  • At least one zero-step entrance on an accessible route at the front, side or back of the home, or through an attached garage-wherever is most feasible for the given terrain.
  • All interior passage doors on the main floor of the home providing a minimum of 32 inches of clear passage space.
  • A useable bathroom with at least a toilet and sink on the main level.
  • Blocking in bathroom walls (but not grab bars)
  • Electrical and climate controls such as light switches, sockets and thermostats located at reachable heights.

Estimates of the cost of implementing these requirements vary between under $200 for homes built on a concrete slab to under $800 for homes with a basement or crawl space.

While not wanting to loose sight of the goal of applying Universal Design principles in housing I am of the view that currently we may need to begin on that path by finding common ground on some limited low cost and no-cost requirements and other initiatives that will give us experience and confidence to move forward to more broadly address the market demands we inevitably face.

A national plan of action

Over the next 12 months I would like to see a plan of action developed in partnership between government, the housing industry and the community sector to progressively and incrementally address the need for a more sustainable housing market.

Such a plan would build on the outcomes of the national forum held in 2003 and could include elements such as:

1. An agreement between government, industry, ANUHD and the broader community to work in partnership to ensure that, where appropriate, consistent strategies are put in place to address the changing housing needs of the community.

2. A commitment to develop a clearer national and international picture of existing initiatives and their effectiveness drawing on work already done.

3. As a starting point a commitment to finding common ground to better define the core elements of lifetime housing design and a commitment to developing strategies to promote those features including:
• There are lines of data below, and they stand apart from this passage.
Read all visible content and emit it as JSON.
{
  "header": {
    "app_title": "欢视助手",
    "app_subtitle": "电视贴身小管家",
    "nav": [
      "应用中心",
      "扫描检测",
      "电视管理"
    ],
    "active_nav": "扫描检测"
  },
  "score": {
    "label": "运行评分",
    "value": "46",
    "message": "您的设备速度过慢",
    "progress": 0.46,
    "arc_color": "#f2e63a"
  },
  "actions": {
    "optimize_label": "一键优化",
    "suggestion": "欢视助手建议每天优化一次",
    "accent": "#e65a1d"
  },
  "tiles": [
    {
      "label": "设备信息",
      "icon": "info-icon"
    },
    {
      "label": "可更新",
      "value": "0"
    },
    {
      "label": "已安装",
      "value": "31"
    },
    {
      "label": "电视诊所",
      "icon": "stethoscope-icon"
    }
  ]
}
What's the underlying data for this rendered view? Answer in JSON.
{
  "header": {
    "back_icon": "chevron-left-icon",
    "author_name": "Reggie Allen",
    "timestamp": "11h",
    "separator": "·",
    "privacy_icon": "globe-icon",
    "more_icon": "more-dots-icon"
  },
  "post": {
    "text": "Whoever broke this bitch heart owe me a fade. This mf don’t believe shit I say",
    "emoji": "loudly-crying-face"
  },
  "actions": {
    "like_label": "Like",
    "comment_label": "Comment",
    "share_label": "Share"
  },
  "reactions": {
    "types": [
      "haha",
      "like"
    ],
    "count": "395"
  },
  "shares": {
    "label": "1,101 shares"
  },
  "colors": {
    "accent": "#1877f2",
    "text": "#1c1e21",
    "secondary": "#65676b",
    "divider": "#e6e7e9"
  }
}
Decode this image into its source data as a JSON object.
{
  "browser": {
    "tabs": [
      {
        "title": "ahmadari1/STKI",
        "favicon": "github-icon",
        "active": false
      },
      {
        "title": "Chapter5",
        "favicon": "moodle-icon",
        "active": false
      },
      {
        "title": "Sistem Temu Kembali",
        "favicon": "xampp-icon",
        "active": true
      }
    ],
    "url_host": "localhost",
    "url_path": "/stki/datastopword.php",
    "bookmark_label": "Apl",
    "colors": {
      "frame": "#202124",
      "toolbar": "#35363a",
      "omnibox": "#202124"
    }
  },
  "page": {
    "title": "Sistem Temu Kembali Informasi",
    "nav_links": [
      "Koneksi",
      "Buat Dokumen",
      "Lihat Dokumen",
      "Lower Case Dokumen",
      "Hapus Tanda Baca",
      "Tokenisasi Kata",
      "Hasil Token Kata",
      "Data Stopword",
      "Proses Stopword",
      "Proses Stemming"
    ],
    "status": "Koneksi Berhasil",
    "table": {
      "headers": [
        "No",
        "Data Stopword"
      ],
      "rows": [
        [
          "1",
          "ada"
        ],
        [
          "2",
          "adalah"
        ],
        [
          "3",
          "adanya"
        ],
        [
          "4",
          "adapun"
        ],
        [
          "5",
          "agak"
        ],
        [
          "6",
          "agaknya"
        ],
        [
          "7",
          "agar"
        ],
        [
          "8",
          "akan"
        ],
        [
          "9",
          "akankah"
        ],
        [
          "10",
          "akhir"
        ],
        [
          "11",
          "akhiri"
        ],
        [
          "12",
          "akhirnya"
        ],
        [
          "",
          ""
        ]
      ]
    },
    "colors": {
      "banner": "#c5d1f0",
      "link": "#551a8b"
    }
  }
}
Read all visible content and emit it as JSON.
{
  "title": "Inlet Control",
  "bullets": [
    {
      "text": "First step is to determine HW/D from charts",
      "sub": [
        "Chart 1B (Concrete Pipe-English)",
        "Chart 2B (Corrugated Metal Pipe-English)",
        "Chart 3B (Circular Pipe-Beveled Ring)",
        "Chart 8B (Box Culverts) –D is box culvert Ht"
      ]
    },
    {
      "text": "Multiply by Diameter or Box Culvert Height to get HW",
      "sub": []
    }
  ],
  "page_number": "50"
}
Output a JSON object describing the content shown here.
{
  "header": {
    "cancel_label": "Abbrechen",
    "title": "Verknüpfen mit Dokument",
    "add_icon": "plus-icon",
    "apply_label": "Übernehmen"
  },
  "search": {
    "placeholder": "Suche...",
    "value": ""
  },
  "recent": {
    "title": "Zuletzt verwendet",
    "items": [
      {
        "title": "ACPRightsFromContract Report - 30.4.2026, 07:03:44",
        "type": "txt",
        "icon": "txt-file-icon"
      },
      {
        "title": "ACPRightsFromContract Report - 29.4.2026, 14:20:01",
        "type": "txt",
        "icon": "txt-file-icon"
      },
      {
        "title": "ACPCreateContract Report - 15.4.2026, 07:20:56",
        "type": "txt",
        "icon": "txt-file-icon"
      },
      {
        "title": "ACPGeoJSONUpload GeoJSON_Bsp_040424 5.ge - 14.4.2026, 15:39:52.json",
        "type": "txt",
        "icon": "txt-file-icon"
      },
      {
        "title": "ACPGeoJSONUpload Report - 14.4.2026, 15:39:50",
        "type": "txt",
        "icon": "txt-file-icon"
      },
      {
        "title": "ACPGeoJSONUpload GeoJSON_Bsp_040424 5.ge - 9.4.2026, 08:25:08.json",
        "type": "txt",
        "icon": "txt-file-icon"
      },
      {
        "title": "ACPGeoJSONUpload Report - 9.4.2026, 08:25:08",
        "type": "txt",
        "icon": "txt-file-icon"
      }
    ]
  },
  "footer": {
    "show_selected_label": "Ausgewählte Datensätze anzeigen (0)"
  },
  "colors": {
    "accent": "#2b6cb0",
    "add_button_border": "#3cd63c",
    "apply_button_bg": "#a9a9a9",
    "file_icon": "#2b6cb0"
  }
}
  • A technical summit to define and describe the core elements of lifetime housing design including the technical detail of achieving the core elements.
  • A commitment to mandate that those core elements will be required in all public or public/private funded housing.
  • Strategies to promote the core elements in the private sector including education campaigns and possibly incentives.
  • Strategies to promote the core elements to consumers including education campaigns and possibly incentives so that consumers themselves can see the value of better access.
  • A technical assistance service available to builders, designers and consumers to provide advice and information to those wishing to adopt the core elements.

4. A commitment to develop and make freely available guidance to industry and consumers on the broader application of Universal Design principles to housing.


I welcome Minister Santoro's remarks this morning on the need for Universal Housing design and the responsibility we have to ensure that people can grow old in their homes. I also agree with Minister Della Bosca's observation that we need to address access issues in the planning stage and his view that Universal Design is in everyone's interest.

The issue facing us is how do we ensure this happens by engaging in partnerships to make it happen?

I have called for this action plan here, and more publicly through a media release today. But, as you all know, these things don't happen without commitment, effort and energy. If you agree that this is the direction to take, I seek your support in the months to come.

In her address to the National Conference of the Royal Australian Institute of Architects in April 2005, the Federal Minister for Ageing, the Hon Julie Bishop said:

"This means we must design and develop inclusive communities that enable people to continue to contribute and participate no matter what their age.

Design features for a society of all ages might include providing spaces and facilities to encourage social and physical activity, and 'universally designed' homes that are accessible for all ages and abilities".

I support the views of the Minister and look forward to contributing to the process of finding solutions over the next year.

Note: For more information on Universal Housing see http://www.anuhd.org/  and the US organisation http://www.concretechange.org/